What you should do →
From start to end, write out the following data exactly, apart from its images.

───── Supplied records

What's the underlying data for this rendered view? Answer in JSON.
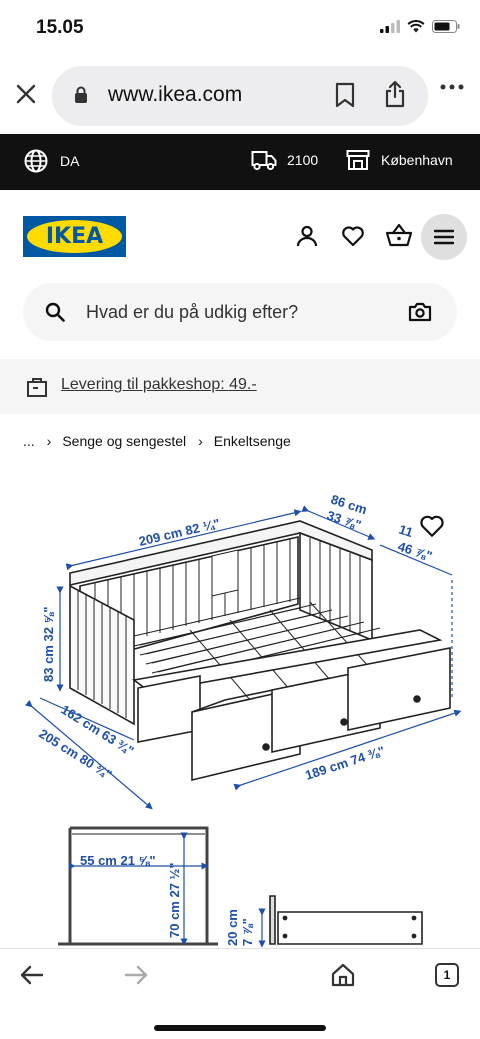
{
  "status": {
    "time": "15.05"
  },
  "browser": {
    "url": "www.ikea.com"
  },
  "topbar": {
    "language": "DA",
    "postcode": "2100",
    "store": "København"
  },
  "header": {
    "logo_text": "IKEA"
  },
  "search": {
    "placeholder": "Hvad er du på udkig efter?"
  },
  "promo": {
    "text": "Levering til pakkeshop: 49.-"
  },
  "breadcrumb": {
    "ellipsis": "...",
    "items": [
      "Senge og sengestel",
      "Enkeltsenge"
    ]
  },
  "diagram": {
    "labels": {
      "top_width": "209 cm 82 ¼\"",
      "depth_top": "86 cm",
      "depth_top_in": "33 ⅞\"",
      "depth_right": "11",
      "depth_right_in": "46 ⅞\"",
      "height": "83 cm 32 ⅝\"",
      "side_a": "162 cm 63 ¾\"",
      "side_b": "205 cm 80 ¾\"",
      "front_length": "189 cm 74 ⅜\"",
      "inner_width": "55 cm 21 ⅝\"",
      "inner_height": "70 cm 27 ½\"",
      "drawer_height": "20 cm",
      "drawer_height_in": "7 ⅞\""
    }
  },
  "bottom_nav": {
    "tabs_count": "1"
  },
  "colors": {
    "topbar": "#111111",
    "ikea_blue": "#0058a3",
    "ikea_yellow": "#ffdb00",
    "dimension_blue": "#1f4fa8"
  }
}
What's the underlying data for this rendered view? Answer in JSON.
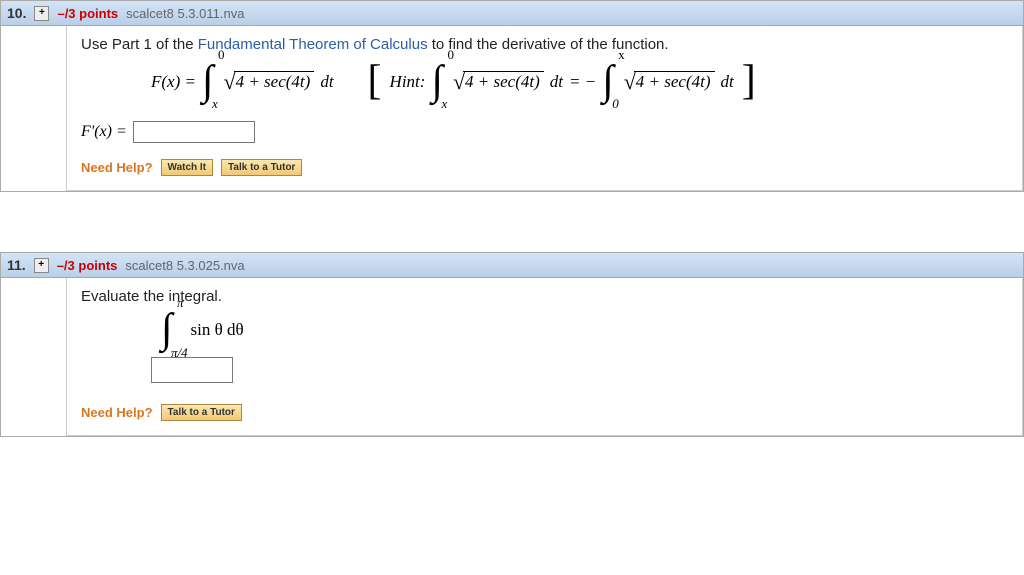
{
  "q10": {
    "number": "10.",
    "expand": "+",
    "points": "–/3 points",
    "assignId": "scalcet8 5.3.011.nva",
    "prompt_before": "Use Part 1 of the ",
    "ftc": "Fundamental Theorem of Calculus",
    "prompt_after": " to find the derivative of the function.",
    "Fx": "F(x) = ",
    "int1_upper": "0",
    "int1_lower": "x",
    "sqrt_arg": "4 + sec(4t)",
    "dt": " dt",
    "hint": "Hint: ",
    "eq_minus": " = − ",
    "int3_upper": "x",
    "int3_lower": "0",
    "Fprime": "F'(x) = ",
    "needHelp": "Need Help?",
    "watchIt": "Watch It",
    "tutor": "Talk to a Tutor"
  },
  "q11": {
    "number": "11.",
    "expand": "+",
    "points": "–/3 points",
    "assignId": "scalcet8 5.3.025.nva",
    "prompt": "Evaluate the integral.",
    "int_upper": "π",
    "int_lower": "π/4",
    "integrand": "sin θ dθ",
    "needHelp": "Need Help?",
    "tutor": "Talk to a Tutor"
  }
}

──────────

Expected answer →
What's the underlying data for this rendered view? Answer in JSON.
{
  "status": {
    "time": "15.05"
  },
  "browser": {
    "url": "www.ikea.com"
  },
  "topbar": {
    "language": "DA",
    "postcode": "2100",
    "store": "København"
  },
  "header": {
    "logo_text": "IKEA"
  },
  "search": {
    "placeholder": "Hvad er du på udkig efter?"
  },
  "promo": {
    "text": "Levering til pakkeshop: 49.-"
  },
  "breadcrumb": {
    "ellipsis": "...",
    "items": [
      "Senge og sengestel",
      "Enkeltsenge"
    ]
  },
  "diagram": {
    "labels": {
      "top_width": "209 cm 82 ¼\"",
      "depth_top": "86 cm",
      "depth_top_in": "33 ⅞\"",
      "depth_right": "11",
      "depth_right_in": "46 ⅞\"",
      "height": "83 cm 32 ⅝\"",
      "side_a": "162 cm 63 ¾\"",
      "side_b": "205 cm 80 ¾\"",
      "front_length": "189 cm 74 ⅜\"",
      "inner_width": "55 cm 21 ⅝\"",
      "inner_height": "70 cm 27 ½\"",
      "drawer_height": "20 cm",
      "drawer_height_in": "7 ⅞\""
    }
  },
  "bottom_nav": {
    "tabs_count": "1"
  },
  "colors": {
    "topbar": "#111111",
    "ikea_blue": "#0058a3",
    "ikea_yellow": "#ffdb00",
    "dimension_blue": "#1f4fa8"
  }
}
What's the underlying data for this rendered view? Answer in JSON.
{
  "q10": {
    "number": "10.",
    "expand": "+",
    "points": "–/3 points",
    "assignId": "scalcet8 5.3.011.nva",
    "prompt_before": "Use Part 1 of the ",
    "ftc": "Fundamental Theorem of Calculus",
    "prompt_after": " to find the derivative of the function.",
    "Fx": "F(x) = ",
    "int1_upper": "0",
    "int1_lower": "x",
    "sqrt_arg": "4 + sec(4t)",
    "dt": " dt",
    "hint": "Hint: ",
    "eq_minus": " = − ",
    "int3_upper": "x",
    "int3_lower": "0",
    "Fprime": "F'(x) = ",
    "needHelp": "Need Help?",
    "watchIt": "Watch It",
    "tutor": "Talk to a Tutor"
  },
  "q11": {
    "number": "11.",
    "expand": "+",
    "points": "–/3 points",
    "assignId": "scalcet8 5.3.025.nva",
    "prompt": "Evaluate the integral.",
    "int_upper": "π",
    "int_lower": "π/4",
    "integrand": "sin θ dθ",
    "needHelp": "Need Help?",
    "tutor": "Talk to a Tutor"
  }
}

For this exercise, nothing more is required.